    comment *

    • name *

    • email *

    • website *

    Ads

    ads

    You May Also Like

    Harmony in the Oceans, a

    by Cristiana Longarini, VSY Director VSY’s declaration of sustainability states: Our corporate governance finds ...

    by Cristiana Longarini, VSY Director VSY’s declaration of sustainability states: Our corporate governance finds its expression in business ethics based …

    Space Junk Odyssey

    The Privateer mission was bound to happen, it was only a matter of time. ...

    The Privateer mission was bound to happen, it was only a matter of time. Founded in 2021 by ex-NASA and …

    The Future of Supercar Auctions

    The High-end car auction business is booming, but it can prove a minefield if ...

    The High-end car auction business is booming, but it can prove a minefield if you haven’t got the proper guidance. …

    Gerry McGovern

    Chief Design Officer, Land Rover The business of design, the game changer   Very ...

    Chief Design Officer, Land Rover The business of design, the game changer   Very few names in the world of …

    Cindy Chao

    With a notorious sculptor for a father and a much-celebrated architect grandfather, it is ...

    With a notorious sculptor for a father and a much-celebrated architect grandfather, it is not difficult to see how this …

    Leadership And Resilience In Turbulent

    Ian Wilkins speaks to Wasps Rugby Union legend and Cognacity co-founder Dr. Phillip Hopley, ...

    Ian Wilkins speaks to Wasps Rugby Union legend and Cognacity co-founder Dr. Phillip Hopley, about how today’s current business climate …

    Investing in Pink Diamonds

    In these uncertain times, investors are looking for safe havens for their money and ...

    In these uncertain times, investors are looking for safe havens for their money and diamonds might be a good place …

    Brexit as an Opportunity

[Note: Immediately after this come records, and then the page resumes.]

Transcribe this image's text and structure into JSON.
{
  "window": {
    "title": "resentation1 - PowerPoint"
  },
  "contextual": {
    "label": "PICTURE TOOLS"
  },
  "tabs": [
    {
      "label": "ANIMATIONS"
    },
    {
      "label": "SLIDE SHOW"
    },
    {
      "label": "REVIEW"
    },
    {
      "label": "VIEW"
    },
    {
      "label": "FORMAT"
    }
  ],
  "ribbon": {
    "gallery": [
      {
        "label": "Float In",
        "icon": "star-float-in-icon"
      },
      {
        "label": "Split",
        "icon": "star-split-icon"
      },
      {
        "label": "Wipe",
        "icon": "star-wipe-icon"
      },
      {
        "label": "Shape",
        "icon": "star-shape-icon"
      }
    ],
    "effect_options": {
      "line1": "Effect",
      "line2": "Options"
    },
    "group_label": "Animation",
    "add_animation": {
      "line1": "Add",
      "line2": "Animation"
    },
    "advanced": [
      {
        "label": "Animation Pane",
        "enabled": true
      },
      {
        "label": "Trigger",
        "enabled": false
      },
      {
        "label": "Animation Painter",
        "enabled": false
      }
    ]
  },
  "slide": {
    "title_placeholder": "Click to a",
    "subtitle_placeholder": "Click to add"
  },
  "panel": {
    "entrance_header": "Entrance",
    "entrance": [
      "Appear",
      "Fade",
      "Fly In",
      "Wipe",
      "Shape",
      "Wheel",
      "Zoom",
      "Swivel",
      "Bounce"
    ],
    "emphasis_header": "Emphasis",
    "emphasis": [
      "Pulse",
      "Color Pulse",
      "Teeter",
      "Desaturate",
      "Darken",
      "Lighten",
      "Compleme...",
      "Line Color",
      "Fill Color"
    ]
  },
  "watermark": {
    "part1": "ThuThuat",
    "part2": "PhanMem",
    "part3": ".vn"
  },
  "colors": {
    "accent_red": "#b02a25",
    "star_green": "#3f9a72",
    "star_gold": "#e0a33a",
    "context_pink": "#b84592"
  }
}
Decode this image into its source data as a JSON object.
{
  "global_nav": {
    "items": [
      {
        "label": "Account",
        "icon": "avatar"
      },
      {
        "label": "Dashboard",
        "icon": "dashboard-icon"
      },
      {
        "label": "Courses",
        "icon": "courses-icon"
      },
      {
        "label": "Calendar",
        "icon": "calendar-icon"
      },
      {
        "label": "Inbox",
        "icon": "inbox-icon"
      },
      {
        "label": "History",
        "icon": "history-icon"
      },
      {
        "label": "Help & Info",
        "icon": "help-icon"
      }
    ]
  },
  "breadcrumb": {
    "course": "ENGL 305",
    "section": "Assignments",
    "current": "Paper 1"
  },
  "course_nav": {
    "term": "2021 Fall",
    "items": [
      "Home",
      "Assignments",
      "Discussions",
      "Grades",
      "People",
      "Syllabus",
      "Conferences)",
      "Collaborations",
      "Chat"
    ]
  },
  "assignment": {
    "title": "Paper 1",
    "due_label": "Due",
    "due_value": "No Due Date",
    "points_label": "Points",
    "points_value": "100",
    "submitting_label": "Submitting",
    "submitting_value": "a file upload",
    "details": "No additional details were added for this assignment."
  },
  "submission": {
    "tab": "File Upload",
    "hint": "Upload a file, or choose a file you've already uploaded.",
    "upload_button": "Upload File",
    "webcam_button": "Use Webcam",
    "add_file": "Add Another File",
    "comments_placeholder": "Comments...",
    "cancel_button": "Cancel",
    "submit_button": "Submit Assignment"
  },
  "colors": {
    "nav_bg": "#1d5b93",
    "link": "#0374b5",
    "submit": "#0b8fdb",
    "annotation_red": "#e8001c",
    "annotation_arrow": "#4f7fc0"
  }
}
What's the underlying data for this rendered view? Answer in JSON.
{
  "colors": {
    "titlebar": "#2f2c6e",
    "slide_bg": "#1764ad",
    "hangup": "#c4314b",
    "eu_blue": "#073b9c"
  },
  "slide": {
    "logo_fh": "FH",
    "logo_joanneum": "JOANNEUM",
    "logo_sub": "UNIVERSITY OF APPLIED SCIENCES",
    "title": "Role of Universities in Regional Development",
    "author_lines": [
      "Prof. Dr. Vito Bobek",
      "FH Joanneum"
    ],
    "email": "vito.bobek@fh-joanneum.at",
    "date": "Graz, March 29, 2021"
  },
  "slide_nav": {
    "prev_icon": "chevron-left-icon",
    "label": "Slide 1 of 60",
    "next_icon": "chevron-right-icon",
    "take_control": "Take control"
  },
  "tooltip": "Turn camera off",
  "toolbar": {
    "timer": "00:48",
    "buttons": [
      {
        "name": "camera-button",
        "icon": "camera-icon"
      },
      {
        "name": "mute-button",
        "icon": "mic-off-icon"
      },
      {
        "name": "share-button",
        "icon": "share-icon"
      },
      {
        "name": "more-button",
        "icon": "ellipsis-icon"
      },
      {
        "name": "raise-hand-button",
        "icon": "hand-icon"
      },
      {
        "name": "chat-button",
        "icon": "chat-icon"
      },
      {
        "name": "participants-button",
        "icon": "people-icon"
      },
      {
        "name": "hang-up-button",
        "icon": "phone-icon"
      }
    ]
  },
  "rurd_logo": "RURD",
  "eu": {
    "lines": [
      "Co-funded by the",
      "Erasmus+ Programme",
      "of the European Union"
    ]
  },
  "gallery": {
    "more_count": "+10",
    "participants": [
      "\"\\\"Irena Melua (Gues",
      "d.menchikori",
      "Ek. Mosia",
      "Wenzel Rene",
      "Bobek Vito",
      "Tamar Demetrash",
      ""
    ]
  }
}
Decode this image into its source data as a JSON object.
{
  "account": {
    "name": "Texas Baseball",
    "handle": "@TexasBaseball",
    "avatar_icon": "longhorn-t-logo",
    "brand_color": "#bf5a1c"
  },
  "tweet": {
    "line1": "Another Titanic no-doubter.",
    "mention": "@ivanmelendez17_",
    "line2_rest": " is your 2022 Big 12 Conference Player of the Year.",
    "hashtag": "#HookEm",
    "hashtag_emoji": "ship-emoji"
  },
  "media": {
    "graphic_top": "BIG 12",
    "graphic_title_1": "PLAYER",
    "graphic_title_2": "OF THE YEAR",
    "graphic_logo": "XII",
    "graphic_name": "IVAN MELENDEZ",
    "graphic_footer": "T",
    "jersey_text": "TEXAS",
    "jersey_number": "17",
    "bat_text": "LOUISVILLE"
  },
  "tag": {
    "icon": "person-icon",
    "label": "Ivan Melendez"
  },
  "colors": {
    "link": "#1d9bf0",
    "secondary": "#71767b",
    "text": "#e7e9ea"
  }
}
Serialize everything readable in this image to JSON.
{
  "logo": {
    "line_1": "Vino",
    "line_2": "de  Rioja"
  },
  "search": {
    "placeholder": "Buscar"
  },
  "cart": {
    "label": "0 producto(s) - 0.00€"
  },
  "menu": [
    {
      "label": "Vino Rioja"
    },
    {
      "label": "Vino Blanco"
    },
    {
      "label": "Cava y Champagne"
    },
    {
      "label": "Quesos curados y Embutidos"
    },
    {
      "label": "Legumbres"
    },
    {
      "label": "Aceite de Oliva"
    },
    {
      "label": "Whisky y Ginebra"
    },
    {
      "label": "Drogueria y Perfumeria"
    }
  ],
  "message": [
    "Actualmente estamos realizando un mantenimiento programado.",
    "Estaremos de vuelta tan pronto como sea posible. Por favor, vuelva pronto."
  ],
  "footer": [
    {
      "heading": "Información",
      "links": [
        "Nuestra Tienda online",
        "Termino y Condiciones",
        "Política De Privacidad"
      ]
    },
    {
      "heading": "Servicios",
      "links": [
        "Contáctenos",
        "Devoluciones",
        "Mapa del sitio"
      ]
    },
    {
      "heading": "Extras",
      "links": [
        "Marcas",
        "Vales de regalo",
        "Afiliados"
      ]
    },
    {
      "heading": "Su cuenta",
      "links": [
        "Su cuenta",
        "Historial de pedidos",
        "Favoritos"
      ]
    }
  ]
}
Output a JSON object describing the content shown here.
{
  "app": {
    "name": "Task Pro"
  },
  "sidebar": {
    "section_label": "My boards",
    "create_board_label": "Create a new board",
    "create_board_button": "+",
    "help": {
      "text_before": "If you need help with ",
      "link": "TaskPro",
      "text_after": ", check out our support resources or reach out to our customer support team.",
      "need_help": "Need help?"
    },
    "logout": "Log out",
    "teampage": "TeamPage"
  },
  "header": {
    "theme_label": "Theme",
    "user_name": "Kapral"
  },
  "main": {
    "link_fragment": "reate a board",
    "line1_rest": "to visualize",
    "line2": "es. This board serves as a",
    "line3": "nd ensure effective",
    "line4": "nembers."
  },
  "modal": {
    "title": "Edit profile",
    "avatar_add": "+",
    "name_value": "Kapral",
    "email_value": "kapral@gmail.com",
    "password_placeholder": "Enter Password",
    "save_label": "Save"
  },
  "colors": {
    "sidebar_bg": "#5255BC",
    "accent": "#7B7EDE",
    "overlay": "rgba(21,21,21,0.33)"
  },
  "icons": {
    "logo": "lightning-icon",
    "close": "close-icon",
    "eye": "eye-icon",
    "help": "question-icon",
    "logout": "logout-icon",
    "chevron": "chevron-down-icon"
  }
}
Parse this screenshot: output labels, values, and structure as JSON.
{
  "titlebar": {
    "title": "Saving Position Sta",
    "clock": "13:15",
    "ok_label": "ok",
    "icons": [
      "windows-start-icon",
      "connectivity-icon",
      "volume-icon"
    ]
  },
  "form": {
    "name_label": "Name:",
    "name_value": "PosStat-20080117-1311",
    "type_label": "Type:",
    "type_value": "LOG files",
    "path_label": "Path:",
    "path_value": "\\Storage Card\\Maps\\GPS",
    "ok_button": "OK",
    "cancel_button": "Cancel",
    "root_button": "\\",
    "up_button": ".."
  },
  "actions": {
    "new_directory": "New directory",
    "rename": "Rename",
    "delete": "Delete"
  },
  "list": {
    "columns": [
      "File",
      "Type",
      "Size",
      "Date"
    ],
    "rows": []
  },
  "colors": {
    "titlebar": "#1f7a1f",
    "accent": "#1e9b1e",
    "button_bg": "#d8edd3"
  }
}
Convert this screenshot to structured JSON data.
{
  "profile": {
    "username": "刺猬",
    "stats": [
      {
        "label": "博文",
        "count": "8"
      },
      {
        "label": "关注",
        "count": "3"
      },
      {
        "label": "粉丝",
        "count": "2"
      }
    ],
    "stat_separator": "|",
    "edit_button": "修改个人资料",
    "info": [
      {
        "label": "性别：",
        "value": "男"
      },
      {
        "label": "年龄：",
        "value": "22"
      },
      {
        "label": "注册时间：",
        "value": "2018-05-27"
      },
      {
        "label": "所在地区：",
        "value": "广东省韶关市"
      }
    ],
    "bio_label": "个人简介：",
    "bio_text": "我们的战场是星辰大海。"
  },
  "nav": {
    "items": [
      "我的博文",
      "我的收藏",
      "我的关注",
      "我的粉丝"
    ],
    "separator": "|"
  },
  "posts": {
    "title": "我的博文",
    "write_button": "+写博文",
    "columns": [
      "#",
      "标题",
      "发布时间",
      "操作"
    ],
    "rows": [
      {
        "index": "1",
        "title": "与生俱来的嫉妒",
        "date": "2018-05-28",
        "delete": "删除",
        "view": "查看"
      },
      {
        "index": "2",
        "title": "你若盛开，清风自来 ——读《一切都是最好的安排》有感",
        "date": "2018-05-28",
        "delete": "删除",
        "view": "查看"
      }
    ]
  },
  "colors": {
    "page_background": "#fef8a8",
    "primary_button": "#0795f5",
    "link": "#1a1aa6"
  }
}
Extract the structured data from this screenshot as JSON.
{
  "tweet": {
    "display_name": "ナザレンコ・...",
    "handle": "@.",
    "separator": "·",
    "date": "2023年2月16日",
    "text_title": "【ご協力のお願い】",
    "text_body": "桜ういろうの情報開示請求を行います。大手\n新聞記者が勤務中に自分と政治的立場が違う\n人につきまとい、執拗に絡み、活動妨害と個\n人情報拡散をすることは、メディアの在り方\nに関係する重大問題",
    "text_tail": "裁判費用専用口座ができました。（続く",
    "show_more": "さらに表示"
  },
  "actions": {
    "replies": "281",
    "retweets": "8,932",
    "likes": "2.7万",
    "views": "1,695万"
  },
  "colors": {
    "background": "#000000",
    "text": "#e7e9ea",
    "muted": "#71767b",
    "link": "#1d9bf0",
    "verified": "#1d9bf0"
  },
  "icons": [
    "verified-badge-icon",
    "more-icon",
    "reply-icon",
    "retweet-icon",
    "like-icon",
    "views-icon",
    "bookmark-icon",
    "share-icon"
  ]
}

    Now that article 50 has been triggered, there is a lot of speculation about ...

    Now that article 50 has been triggered, there is a lot of speculation about the disasters looming over Britain. However, …

    Blancpain once again participates in

    For the fourth consecutive year, Blancpain is participating in the “A 4 Manos” gastronomy ...

    For the fourth consecutive year, Blancpain is participating in the “A 4 Manos” gastronomy event, which sees the world’s most …

    This website uses cookies. By continuing to use this site, you accept our use of cookies.